            setupView()
        }
    }

The setupView function is where all the drawing takes place.

    // MARK: Internal functions *********************************

    // Setup the view appearance
    private func setupView(){

        let colors:Array = [startColor.CGColor, endColor.CGColor]
        gradientLayer.colors = colors
        gradientLayer.cornerRadius = roundness

        if (isHorizontal){
            gradientLayer.endPoint = CGPoint(x: 1, y: 0)
        }else{
            gradientLayer.endPoint = CGPoint(x: 0, y: 1)
        }

        self.setNeedsDisplay()

    }

    // Helper to return the main layer as CAGradientLayer
    var gradientLayer: CAGradientLayer {
        return layer as CAGradientLayer
    }

Nothing really complex. It just sets the gradient’s color, direction and cornerRadius depending on the previously described properties.
This function is called as soon as one of the previous properties gets modified.

Just for the sake of completeness here you can find the init functions and the layerClass override to setup the main layer as a CAGradientLayer.

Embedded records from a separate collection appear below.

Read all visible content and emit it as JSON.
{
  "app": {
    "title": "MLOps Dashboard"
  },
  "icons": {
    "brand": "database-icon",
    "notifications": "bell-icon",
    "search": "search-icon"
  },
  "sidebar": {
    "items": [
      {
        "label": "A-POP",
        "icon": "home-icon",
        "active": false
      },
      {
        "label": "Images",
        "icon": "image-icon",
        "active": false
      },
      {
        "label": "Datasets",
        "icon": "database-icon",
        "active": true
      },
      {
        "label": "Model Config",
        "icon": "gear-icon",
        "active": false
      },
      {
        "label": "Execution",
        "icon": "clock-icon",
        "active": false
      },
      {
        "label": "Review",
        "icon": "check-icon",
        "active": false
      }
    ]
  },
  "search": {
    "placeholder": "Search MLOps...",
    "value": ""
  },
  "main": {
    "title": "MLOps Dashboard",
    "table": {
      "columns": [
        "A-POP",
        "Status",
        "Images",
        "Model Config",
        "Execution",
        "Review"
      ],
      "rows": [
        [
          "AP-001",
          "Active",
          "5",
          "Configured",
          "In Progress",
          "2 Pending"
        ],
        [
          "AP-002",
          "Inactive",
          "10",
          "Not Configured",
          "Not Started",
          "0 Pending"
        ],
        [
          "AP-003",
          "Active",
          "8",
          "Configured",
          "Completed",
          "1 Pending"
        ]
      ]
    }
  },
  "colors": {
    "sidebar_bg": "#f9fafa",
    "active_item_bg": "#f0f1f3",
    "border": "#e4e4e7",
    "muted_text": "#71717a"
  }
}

    // MARK: Overrides ******************************************

    override class func layerClass()->AnyClass{
        return CAGradientLayer.self
    }

    override init(frame: CGRect) {
        super.init(frame: frame)
        setupView()
    }

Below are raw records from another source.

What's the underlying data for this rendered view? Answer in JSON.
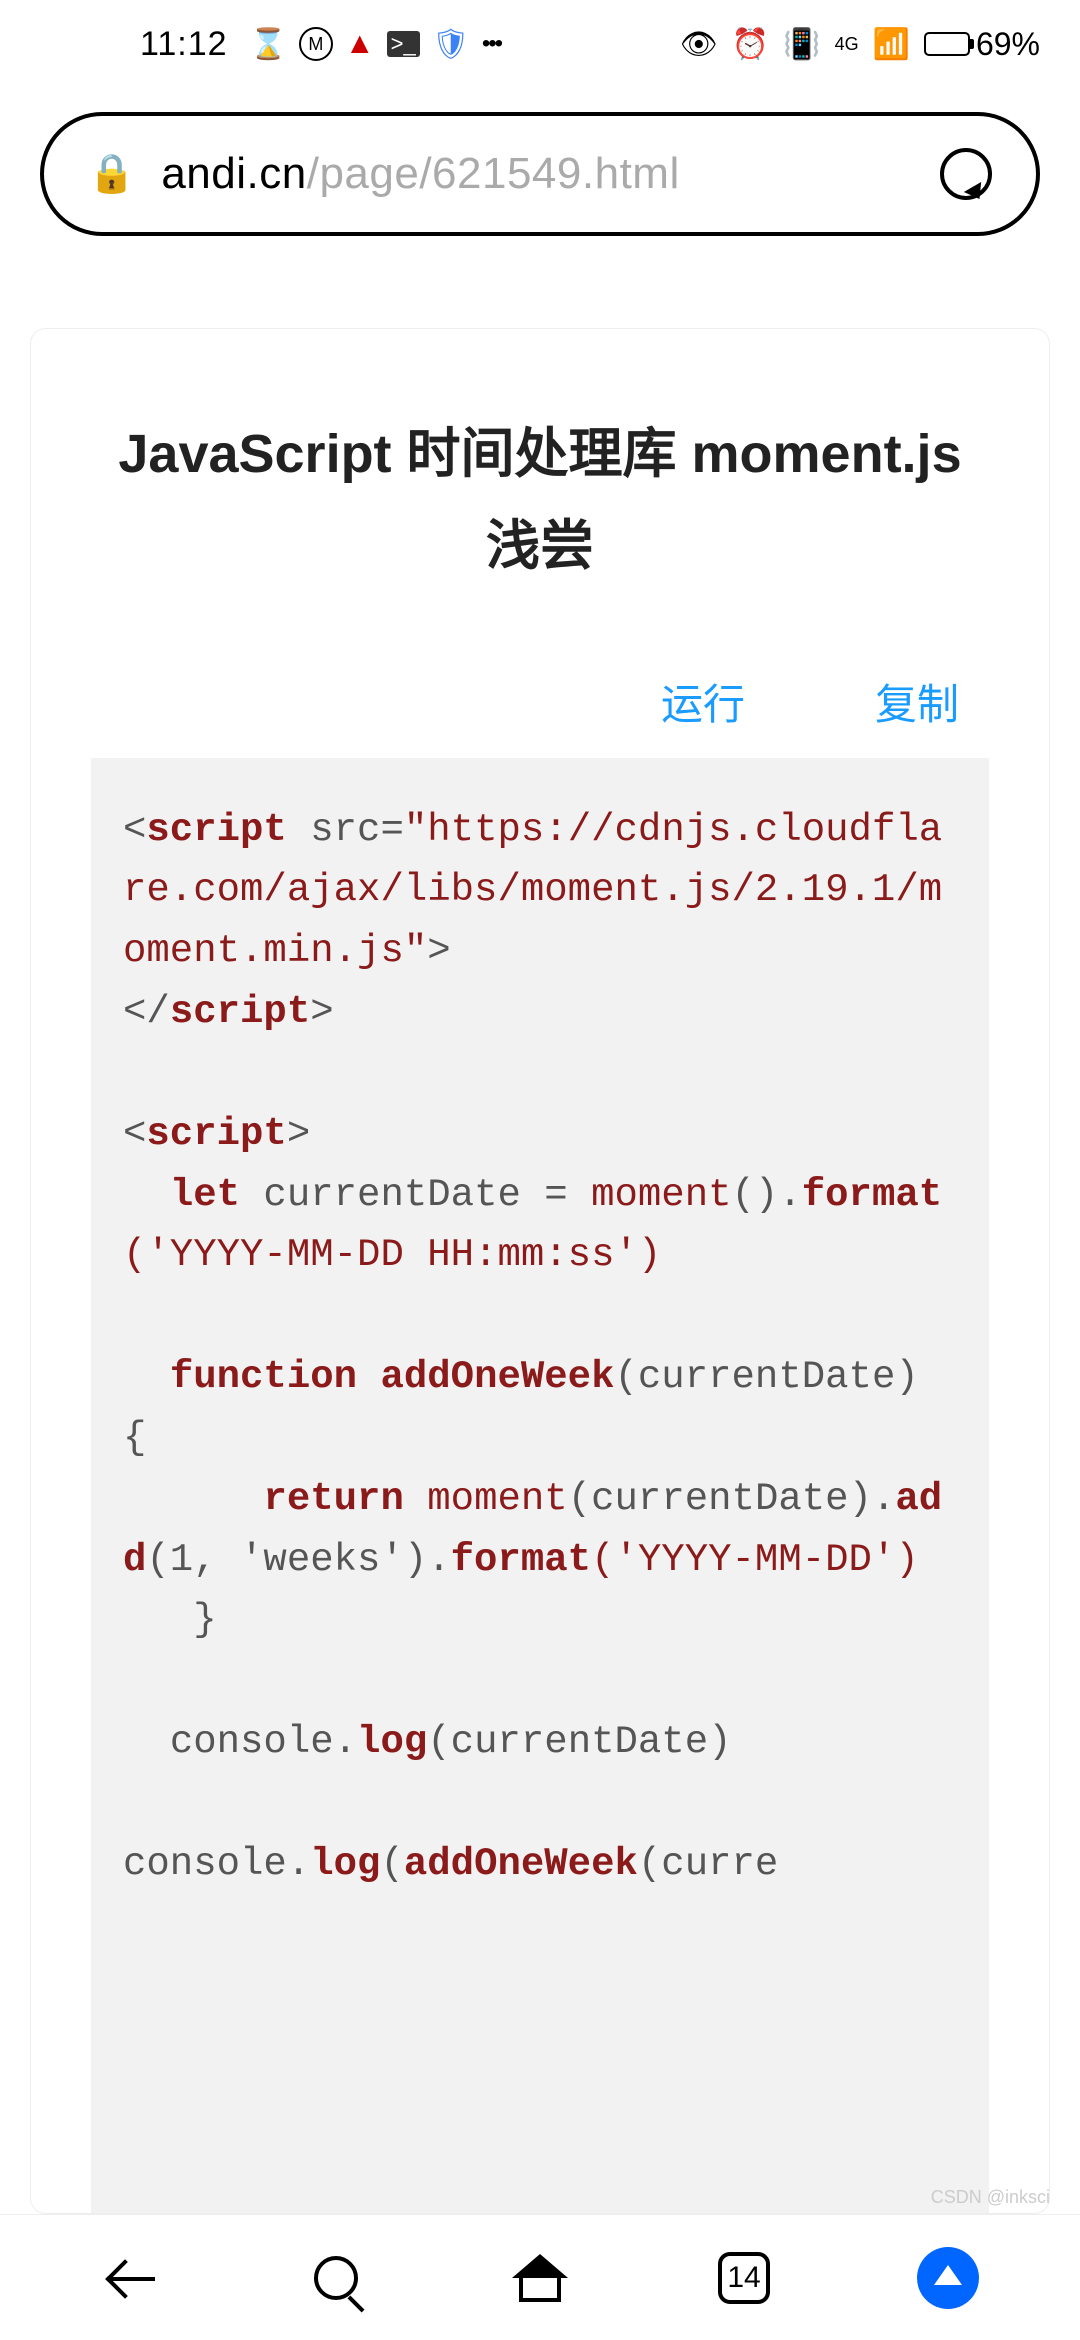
{
  "status": {
    "time": "11:12",
    "battery_pct": "69%",
    "network_label": "4G"
  },
  "url": {
    "domain": "andi.cn",
    "path": "/page/621549.html"
  },
  "article": {
    "title": "JavaScript 时间处理库 moment.js 浅尝"
  },
  "code_actions": {
    "run": "运行",
    "copy": "复制"
  },
  "code": {
    "t1_open": "<",
    "t1_name": "script",
    "t1_attr": "src=",
    "t1_string": "\"https://cdnjs.cloudflare.com/ajax/libs/moment.js/2.19.1/moment.min.js\"",
    "t1_close": ">",
    "t1_end_open": "</",
    "t1_end_name": "script",
    "t1_end_close": ">",
    "t2_open": "<",
    "t2_name": "script",
    "t2_close": ">",
    "kw_let": "let",
    "var_cur": " currentDate = ",
    "fn_moment": "moment",
    "paren_empty": "().",
    "fn_format": "format",
    "str_fmt1": "('YYYY-MM-DD HH:mm:ss')",
    "kw_function": "function",
    "fn_addweek": "addOneWeek",
    "fn_addweek_args": "(currentDate) {",
    "kw_return": "return",
    "plain_moment2": "(currentDate).",
    "fn_add": "add",
    "add_args": "(1, 'weeks').",
    "str_fmt2": "('YYYY-MM-DD')",
    "close_brace": "}",
    "plain_console": "console.",
    "fn_log": "log",
    "log_arg1": "(currentDate)",
    "log_arg2_start": "(",
    "fn_addweek2": "addOneWeek",
    "log_arg2_tail": "(curre"
  },
  "nav": {
    "tab_count": "14"
  },
  "watermark": "CSDN @inksci"
}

    required init(coder aDecoder: NSCoder) {
        super.init(coder: aDecoder)
        setupView()
    }

Done!

INTERFACE BUILDER

Now just open the storyboard, add a new UIView in the root controller and set its class to BWGradientView (or whatever you have chosen as class name). In the Identity inspector you should hopefully see a green dot near the label “Designables” with the message: “Up to date”.

Your view should now present a black and white gradient.
Let’s add a bit of color to the GradientView. Open the attribute inspector and you’ll see a box with all the properties that we have set as @IBInspectable. You can modify them to obtain a more interesting effect and you can see your view getting updated in real time within the storyboard:

Mission accomplished!

Download Source